What is Half Step? Here is what each service manual has to say:
Use the following procedures to execute the 15-inch step, forward/half step.
a. To march with a 15-inch step from the Halt, the command is Half step, MARCH. On the preparatory command Half step, shift the weight of the body to the right foot without noticeable movement. On the command of execution MARCH, step forward 15 inches with the left foot and continue marching with 15-inch steps. The arms swing as in marching with a 30-inch step.
b. To alter the march to a 15-inch step while marching with a 30-inch step, the command is Half step, MARCH. This command may be given as either foot strikes the marching surface. On the command of execution MARCH, take one more 30-inch step and then begin marching with a 15-inch step. The arms swing as in marching with a 30-inch step.
c. To resume marching with a 30-inch step, the command Forward, MARCH is given as either foot strikes the marching surface. On the command of execution MARCH, take one more 15-inch step and then begin marching with a 30-inch step. d. The Halt while marching at the Half Step is executed in two counts, the same as the Halt from the 30-inch step.
e. While marching at the Half Step, the only commands that may be given are: Mark Time, MARCH; Forward, MARCH; Normal Interval, MARCH; and HALT.
Navy/Marine Corps/Coast Guard/Merchant Marines
HALF STEP. The purpose of half step is to march forward at quick time taking 15-inch steps. It may be executed when halted at attention or marching forward at quick time. While marching it may be given as either foot strikes the deck. The command is “Half Step, MARCH.”
1. At the Halt
a. On the command “Half Step,” shift your weight to your right leg without noticeable movement.
b. On the command “MARCH,” step off forward in quick time cadence with 15-inch steps. The ball of each foot should strike the deck before the heel. At the same time begin swinging your arms 6 inches to the front and 3 inches to the rear.
3.13.1. The command Half Step, MARCH is given as either foot strikes the ground. On the command MARCH, the airman takes one more 24-inch steps followed by a 12-inch step (measured from heel to heel) in quick time, setting the heel down first without scraping the ground. The Airman maintains coordinated arm swing and continues the half step until marched forward or halted.

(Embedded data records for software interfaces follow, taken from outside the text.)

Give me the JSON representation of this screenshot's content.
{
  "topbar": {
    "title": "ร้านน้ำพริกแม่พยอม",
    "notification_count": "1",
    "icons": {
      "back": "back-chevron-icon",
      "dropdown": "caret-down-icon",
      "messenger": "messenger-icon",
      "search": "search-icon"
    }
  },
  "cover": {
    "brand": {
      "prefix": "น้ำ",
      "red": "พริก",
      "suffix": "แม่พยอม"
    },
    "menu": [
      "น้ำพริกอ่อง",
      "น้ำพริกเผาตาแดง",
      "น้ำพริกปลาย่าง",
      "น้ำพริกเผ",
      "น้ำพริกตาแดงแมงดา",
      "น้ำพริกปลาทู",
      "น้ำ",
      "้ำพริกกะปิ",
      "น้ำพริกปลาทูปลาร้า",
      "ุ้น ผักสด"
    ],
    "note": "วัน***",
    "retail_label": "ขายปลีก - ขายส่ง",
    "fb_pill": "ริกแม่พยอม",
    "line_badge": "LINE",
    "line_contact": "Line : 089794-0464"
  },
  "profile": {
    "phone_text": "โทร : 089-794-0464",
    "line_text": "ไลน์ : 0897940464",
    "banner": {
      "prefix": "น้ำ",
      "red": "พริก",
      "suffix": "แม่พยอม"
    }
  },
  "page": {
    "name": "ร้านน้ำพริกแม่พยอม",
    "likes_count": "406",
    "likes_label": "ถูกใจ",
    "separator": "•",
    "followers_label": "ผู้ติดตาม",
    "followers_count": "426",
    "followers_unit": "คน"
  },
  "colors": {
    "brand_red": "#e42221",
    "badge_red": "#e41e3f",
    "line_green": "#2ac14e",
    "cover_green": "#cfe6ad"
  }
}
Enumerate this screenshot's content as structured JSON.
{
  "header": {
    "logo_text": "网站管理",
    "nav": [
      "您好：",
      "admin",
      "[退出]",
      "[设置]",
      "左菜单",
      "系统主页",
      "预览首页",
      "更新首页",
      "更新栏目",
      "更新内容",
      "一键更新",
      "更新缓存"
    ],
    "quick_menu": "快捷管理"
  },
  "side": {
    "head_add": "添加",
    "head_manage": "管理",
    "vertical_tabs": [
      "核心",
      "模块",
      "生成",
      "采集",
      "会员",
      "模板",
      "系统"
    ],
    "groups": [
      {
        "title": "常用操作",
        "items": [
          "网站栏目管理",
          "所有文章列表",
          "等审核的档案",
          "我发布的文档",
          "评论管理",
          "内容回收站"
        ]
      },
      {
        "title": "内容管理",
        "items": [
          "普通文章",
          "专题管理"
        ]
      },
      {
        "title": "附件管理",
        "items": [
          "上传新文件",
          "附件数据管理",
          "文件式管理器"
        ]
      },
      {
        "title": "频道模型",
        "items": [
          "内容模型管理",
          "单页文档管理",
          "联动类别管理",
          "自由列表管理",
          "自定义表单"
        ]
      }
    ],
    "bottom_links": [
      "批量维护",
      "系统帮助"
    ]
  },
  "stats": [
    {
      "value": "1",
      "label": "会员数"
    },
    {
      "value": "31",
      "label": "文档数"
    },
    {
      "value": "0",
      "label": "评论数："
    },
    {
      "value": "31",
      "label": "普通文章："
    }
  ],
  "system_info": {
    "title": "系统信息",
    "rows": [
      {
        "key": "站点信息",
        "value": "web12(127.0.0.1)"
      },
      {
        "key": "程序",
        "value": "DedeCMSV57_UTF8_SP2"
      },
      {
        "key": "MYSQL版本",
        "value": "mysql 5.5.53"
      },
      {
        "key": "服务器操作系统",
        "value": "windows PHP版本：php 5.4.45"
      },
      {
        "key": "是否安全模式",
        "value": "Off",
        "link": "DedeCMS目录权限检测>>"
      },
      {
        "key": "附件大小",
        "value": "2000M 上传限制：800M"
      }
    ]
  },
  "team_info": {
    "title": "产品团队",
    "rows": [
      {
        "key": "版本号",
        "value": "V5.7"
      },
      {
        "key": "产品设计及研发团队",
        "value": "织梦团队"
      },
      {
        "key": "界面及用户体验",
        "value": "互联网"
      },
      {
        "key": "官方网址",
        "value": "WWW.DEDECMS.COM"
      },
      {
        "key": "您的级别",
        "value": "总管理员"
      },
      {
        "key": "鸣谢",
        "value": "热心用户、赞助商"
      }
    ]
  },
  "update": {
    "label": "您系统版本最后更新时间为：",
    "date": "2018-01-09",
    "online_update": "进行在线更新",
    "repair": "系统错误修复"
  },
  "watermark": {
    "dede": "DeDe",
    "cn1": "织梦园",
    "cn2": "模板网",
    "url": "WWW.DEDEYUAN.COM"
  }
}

3.13.2. To resume a full 24-inch step, the command Forward, MARCH is given as the heel of the left foot strikes the ground. On the command MARCH, the Airman takes one more 12-inch step with the right foot and then steps out with a full 24-inch step with the left foot.
3.13.3. The halt executed from half step is similar to the halt executed from a 24-inch step. The half step is not executed from the halt nor are changes of direction made from the half step. It is executed only in quick time, and normal arm swing is maintained.
STOMP, STOMP, STOMP!
So, if I read these paragraphs correctly, nowhere does any manual say to stomp your feet! Everyone, stop stomping your feet when at Half Step, please! What I call the “Half Step Stomp” comes from a flat foot hitting the ground and laziness. Use all of your muscles the Good Lord gave you to bring your leg up and place it down and you will eliminate the stomp.
Notice how the USN/MC manual specifically states that the ball of the foot should strike the ground first? For the Army and AF that means the Half Step is supposed to be the same technique as the full-size step; the heel hits the ground first. None of the services are supposed to have the full-foot stomp that is rampant in JROTC Regulation Drill performances.
Step Size Matters Greatly!
All step sizes in the US military are measured from heel to heel (notice the USAF even spells that out? My foot, plus my shoe (depending on shoes style), averages 11 ½” to 12″ in length. That means that if I am marching with an AF unit, my feet will look like this when Half Stepping:
If I am marching with any other service’s unit, or if the Army is part of the formation, everyone half steps like this:
Citadel Drill Team photo courtesy of Flickr.com, foot images, copyright The DrillMaster